Although the old Trocadero Palace built in 1878 was made available, the costs initially dictated that the main building could only be given a facelift. The architects Jacques Carlu, Louis-Hippolyte Boileau and Léon Azéma were chosen to redesign the Trocadero. They partially modified the original concept by actually demolishing the main building between the curved wings and constructing the main hall underground. This created a large square flanked by two pavilion-like ends with monumental cornices. The matching curved wings of the Trocadero, which created a hemicycle, were rhythmically ordered by the neo-classic pilasters. With their blinding white stone facades and their generous scale, they formed the visual frame for the broad axis of view which led from the opposite bank of the Seine with the Eiffel Tower, via the ornamental ponds and their surrounding sunken gardens, over the theatre and monumental terraced staircase, up to the square in front of the Palais where the main avenues came together in the form of a star at the Peace Column at the triumphal entrance to the World Exposition. The main theatre auditorium was constructed below the square and had seating for 2000 people. Large windows in the foyer opened up a view of the Eiffel Tower.
The Palais de Chaillot was attacked by architecture critics because of its supposed servility to the monumental style of the Soviet and German dictatorships. However, the clever urban planning layout of the building which sensitively incorporated lines of sight and the course of the River, and the generous integration of the two wings, all speak in favour of a reassessment of the architecture which, although very strict in its form, is not dominatingly monumental. More than 20 artists and forty sculptors were involved in decorating the Palais and its gardens.

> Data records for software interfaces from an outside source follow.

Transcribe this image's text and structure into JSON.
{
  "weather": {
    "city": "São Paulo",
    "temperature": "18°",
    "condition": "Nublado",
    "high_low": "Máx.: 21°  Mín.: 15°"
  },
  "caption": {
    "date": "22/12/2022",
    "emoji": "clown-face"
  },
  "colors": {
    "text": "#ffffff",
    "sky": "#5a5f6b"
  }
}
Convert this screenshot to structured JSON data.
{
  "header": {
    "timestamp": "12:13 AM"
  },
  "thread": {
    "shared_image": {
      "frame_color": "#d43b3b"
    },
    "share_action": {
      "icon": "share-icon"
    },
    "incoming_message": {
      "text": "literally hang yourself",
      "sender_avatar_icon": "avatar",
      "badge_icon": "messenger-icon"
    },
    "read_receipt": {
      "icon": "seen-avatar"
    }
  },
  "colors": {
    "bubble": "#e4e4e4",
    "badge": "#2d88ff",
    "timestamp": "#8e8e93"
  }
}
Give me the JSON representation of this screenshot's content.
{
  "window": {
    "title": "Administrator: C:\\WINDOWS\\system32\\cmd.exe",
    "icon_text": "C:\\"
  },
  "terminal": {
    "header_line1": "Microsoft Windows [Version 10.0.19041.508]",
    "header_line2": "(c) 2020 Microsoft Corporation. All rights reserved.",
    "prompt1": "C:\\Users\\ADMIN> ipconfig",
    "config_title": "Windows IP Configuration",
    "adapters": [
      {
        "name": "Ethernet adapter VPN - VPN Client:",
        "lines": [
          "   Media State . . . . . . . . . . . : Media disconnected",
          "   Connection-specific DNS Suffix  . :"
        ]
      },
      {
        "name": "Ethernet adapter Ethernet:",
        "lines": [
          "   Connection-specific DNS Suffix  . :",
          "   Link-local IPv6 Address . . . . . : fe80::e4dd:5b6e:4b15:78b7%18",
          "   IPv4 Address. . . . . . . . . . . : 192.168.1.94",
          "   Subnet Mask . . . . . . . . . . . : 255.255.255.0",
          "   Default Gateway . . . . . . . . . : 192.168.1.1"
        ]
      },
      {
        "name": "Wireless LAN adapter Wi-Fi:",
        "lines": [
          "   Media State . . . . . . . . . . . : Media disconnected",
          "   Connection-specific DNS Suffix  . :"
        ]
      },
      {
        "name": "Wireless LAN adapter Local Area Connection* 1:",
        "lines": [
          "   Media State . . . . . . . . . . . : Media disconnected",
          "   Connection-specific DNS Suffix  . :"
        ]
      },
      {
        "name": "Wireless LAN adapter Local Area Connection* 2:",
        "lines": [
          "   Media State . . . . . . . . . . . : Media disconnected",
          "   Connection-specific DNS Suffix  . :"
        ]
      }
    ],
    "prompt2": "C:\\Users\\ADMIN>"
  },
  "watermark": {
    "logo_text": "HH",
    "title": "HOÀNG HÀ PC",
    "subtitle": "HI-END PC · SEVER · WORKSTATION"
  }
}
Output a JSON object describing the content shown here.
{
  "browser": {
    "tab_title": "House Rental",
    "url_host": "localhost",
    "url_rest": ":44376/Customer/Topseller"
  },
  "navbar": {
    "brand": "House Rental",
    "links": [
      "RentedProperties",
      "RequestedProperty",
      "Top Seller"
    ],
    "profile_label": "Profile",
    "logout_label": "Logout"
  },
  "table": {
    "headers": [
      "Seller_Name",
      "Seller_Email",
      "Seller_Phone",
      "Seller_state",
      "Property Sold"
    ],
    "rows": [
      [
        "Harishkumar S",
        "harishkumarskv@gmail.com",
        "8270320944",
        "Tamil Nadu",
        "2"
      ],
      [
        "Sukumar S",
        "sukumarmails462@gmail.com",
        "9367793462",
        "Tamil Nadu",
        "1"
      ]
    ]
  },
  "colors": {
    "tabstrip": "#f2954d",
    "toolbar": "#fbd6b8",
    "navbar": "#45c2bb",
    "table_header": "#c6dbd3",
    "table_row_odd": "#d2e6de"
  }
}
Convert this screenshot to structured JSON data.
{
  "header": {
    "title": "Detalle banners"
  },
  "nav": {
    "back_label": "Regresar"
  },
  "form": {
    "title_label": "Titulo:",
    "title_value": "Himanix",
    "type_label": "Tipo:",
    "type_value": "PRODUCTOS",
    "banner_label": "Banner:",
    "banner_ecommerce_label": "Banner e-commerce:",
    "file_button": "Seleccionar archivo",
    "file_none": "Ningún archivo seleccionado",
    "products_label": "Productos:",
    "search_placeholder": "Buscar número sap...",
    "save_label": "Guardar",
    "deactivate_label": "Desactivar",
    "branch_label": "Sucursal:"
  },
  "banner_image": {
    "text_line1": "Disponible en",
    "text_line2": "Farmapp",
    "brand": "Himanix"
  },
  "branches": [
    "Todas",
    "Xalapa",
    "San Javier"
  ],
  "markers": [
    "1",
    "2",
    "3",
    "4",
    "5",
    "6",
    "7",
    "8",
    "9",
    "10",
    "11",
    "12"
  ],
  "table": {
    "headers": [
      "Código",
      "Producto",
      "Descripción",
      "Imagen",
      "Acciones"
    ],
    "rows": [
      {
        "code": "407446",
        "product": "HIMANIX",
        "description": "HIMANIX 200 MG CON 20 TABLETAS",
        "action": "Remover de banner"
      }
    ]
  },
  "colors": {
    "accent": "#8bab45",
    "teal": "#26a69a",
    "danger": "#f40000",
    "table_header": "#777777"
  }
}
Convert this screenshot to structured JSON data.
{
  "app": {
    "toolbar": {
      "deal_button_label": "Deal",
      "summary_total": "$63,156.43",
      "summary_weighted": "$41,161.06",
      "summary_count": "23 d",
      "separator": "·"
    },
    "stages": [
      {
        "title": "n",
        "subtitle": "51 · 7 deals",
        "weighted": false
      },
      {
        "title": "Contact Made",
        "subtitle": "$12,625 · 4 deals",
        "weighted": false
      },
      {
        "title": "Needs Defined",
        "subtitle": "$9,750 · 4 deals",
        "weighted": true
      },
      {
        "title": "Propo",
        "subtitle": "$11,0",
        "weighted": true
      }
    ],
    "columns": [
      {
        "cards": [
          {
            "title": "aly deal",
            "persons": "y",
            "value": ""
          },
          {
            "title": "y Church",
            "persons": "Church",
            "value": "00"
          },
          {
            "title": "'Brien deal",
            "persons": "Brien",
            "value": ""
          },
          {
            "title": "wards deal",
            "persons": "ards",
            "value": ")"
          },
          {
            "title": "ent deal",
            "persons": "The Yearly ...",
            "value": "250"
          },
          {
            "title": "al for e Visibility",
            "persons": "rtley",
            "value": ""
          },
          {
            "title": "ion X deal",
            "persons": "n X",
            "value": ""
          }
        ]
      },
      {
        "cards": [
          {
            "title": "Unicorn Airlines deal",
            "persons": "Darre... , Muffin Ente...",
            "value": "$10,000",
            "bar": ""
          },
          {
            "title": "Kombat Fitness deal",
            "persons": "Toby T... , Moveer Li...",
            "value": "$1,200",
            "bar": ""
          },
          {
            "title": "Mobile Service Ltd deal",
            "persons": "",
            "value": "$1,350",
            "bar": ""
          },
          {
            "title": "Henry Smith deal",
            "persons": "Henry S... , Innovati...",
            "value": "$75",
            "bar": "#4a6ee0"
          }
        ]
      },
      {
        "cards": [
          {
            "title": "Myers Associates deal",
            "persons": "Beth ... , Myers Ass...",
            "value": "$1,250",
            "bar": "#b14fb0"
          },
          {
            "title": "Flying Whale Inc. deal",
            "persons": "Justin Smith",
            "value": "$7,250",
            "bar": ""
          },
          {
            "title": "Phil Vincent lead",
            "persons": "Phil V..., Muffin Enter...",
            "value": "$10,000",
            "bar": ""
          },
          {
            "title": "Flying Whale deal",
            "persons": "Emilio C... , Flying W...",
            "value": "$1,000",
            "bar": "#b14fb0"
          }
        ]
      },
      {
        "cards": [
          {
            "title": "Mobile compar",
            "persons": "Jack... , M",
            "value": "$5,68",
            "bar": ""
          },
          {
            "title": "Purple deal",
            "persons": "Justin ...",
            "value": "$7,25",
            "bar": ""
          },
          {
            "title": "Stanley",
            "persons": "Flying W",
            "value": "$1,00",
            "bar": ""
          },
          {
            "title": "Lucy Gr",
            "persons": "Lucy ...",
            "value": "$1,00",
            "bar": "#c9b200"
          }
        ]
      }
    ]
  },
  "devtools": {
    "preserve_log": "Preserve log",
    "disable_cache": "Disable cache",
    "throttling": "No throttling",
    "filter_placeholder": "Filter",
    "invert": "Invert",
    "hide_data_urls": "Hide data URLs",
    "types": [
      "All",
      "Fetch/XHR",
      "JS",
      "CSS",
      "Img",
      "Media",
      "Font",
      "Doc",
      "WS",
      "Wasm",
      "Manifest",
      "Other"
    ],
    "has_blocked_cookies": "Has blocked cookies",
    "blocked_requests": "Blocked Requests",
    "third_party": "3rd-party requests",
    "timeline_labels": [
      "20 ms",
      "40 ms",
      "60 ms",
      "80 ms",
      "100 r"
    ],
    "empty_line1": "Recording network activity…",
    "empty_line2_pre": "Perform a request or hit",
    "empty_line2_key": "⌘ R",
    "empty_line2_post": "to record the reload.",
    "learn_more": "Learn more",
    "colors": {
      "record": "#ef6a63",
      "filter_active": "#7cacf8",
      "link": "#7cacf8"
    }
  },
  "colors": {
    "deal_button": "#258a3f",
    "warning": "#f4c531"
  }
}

The poet Paul Valéry composed the hymn texts for the pavilion pediments.
|Year: 1937||City: Paris||Country: France|
|Duration: 25th May - 25th November 1937|